- Problem requirements -
Copy word for word, and only, the lines below from the one with "Extract the structured" through the last.

- Material provided -
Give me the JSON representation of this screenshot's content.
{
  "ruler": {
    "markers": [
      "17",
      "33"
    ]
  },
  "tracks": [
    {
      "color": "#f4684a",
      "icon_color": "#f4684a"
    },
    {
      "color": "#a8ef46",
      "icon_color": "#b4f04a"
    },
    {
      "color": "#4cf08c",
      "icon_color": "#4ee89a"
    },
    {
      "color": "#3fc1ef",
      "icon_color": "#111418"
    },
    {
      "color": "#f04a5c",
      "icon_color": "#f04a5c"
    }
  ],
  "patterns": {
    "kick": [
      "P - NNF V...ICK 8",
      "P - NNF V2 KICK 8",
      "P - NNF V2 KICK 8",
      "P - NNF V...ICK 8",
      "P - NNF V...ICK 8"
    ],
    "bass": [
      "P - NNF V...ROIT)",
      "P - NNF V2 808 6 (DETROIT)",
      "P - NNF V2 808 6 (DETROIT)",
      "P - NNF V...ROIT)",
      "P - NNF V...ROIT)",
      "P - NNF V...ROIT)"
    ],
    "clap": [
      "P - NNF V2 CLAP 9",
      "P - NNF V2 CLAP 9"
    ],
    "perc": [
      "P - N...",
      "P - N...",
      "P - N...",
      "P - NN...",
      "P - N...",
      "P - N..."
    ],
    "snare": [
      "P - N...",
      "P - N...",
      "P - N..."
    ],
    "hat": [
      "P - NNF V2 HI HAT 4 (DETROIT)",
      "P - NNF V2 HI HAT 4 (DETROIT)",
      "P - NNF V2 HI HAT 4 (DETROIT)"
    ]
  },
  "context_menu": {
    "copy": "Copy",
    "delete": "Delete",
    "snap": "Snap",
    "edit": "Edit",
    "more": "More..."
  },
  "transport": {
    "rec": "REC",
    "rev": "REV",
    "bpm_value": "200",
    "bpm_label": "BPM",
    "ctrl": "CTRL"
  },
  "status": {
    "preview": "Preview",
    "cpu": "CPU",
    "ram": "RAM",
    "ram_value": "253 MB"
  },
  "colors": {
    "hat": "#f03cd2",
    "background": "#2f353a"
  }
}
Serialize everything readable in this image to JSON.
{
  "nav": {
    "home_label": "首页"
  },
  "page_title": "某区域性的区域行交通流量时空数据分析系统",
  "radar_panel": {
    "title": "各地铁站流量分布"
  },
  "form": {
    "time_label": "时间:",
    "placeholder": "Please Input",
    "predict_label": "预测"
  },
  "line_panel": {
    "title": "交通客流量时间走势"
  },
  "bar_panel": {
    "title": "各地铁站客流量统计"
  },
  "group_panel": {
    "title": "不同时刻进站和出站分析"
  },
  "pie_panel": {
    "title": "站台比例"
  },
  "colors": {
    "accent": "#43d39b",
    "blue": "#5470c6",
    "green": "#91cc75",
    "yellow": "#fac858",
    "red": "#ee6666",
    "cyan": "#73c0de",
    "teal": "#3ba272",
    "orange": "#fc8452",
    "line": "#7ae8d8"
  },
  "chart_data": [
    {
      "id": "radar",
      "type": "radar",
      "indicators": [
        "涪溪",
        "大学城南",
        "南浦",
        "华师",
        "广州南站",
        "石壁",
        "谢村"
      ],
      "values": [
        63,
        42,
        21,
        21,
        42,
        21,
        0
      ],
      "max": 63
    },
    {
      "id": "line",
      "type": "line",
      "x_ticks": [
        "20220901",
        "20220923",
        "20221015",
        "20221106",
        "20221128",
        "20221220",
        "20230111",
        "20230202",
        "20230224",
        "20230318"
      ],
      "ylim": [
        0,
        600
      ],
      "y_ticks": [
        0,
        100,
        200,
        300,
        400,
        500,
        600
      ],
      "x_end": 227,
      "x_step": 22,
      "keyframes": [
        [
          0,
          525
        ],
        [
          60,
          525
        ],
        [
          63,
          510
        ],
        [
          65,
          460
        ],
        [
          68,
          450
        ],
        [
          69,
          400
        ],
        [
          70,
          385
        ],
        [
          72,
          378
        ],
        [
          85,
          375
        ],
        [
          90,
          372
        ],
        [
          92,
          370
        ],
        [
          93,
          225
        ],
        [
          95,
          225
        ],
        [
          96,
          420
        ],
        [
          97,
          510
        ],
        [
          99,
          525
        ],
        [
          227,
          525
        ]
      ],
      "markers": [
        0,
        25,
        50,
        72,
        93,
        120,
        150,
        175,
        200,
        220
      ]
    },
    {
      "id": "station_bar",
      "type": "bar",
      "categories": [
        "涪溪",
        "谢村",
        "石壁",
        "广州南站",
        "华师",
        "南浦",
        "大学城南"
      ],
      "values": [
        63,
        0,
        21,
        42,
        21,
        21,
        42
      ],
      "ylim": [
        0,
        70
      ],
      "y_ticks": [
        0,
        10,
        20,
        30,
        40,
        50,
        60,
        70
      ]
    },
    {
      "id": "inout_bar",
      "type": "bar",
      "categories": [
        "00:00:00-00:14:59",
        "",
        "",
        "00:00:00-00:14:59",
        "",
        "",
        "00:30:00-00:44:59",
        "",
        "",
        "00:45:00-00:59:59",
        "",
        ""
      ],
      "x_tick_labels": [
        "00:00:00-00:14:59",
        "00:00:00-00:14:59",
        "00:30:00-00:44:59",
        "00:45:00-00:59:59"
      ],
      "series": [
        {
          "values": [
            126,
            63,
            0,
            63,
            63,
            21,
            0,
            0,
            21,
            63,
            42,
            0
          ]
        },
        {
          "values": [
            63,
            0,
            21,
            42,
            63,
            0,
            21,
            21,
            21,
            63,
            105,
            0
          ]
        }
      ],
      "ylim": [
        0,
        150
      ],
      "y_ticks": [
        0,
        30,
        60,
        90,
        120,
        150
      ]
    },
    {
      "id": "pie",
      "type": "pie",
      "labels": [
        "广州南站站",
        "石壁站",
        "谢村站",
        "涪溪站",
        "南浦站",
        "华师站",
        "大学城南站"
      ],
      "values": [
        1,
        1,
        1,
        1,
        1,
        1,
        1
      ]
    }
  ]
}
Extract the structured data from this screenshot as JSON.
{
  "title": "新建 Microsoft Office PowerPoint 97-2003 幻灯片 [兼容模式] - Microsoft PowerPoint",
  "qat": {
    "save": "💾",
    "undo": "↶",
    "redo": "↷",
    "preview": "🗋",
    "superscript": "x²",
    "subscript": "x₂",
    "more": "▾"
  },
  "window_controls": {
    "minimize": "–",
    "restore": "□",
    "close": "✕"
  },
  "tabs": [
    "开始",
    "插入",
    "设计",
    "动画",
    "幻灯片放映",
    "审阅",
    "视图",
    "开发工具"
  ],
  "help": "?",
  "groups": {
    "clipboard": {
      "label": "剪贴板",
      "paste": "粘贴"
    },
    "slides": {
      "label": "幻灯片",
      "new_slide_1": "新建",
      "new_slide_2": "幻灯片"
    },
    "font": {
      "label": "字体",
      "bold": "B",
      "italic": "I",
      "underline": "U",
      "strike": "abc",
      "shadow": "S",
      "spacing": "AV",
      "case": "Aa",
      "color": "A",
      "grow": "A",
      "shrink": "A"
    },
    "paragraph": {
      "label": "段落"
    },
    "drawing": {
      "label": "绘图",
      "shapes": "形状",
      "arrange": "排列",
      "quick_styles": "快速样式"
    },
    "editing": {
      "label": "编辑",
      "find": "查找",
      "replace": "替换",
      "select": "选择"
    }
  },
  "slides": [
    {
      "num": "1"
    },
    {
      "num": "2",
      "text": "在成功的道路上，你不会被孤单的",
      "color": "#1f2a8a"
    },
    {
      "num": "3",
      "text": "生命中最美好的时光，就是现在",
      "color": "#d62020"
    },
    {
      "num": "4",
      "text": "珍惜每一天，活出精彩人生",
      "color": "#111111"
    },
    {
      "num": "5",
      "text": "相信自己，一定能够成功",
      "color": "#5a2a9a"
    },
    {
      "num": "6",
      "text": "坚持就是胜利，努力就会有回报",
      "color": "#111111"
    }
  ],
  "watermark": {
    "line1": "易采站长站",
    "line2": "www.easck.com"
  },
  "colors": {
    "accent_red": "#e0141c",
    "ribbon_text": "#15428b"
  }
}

- Result of this exercise -
Extract the structured data from this screenshot as JSON.
{
  "title": "新建 Microsoft Office PowerPoint 97-2003 幻灯片 [兼容模式] - Microsoft PowerPoint",
  "qat": {
    "save": "💾",
    "undo": "↶",
    "redo": "↷",
    "preview": "🗋",
    "superscript": "x²",
    "subscript": "x₂",
    "more": "▾"
  },
  "window_controls": {
    "minimize": "–",
    "restore": "□",
    "close": "✕"
  },
  "tabs": [
    "开始",
    "插入",
    "设计",
    "动画",
    "幻灯片放映",
    "审阅",
    "视图",
    "开发工具"
  ],
  "help": "?",
  "groups": {
    "clipboard": {
      "label": "剪贴板",
      "paste": "粘贴"
    },
    "slides": {
      "label": "幻灯片",
      "new_slide_1": "新建",
      "new_slide_2": "幻灯片"
    },
    "font": {
      "label": "字体",
      "bold": "B",
      "italic": "I",
      "underline": "U",
      "strike": "abc",
      "shadow": "S",
      "spacing": "AV",
      "case": "Aa",
      "color": "A",
      "grow": "A",
      "shrink": "A"
    },
    "paragraph": {
      "label": "段落"
    },
    "drawing": {
      "label": "绘图",
      "shapes": "形状",
      "arrange": "排列",
      "quick_styles": "快速样式"
    },
    "editing": {
      "label": "编辑",
      "find": "查找",
      "replace": "替换",
      "select": "选择"
    }
  },
  "slides": [
    {
      "num": "1"
    },
    {
      "num": "2",
      "text": "在成功的道路上，你不会被孤单的",
      "color": "#1f2a8a"
    },
    {
      "num": "3",
      "text": "生命中最美好的时光，就是现在",
      "color": "#d62020"
    },
    {
      "num": "4",
      "text": "珍惜每一天，活出精彩人生",
      "color": "#111111"
    },
    {
      "num": "5",
      "text": "相信自己，一定能够成功",
      "color": "#5a2a9a"
    },
    {
      "num": "6",
      "text": "坚持就是胜利，努力就会有回报",
      "color": "#111111"
    }
  ],
  "watermark": {
    "line1": "易采站长站",
    "line2": "www.easck.com"
  },
  "colors": {
    "accent_red": "#e0141c",
    "ribbon_text": "#15428b"
  }
}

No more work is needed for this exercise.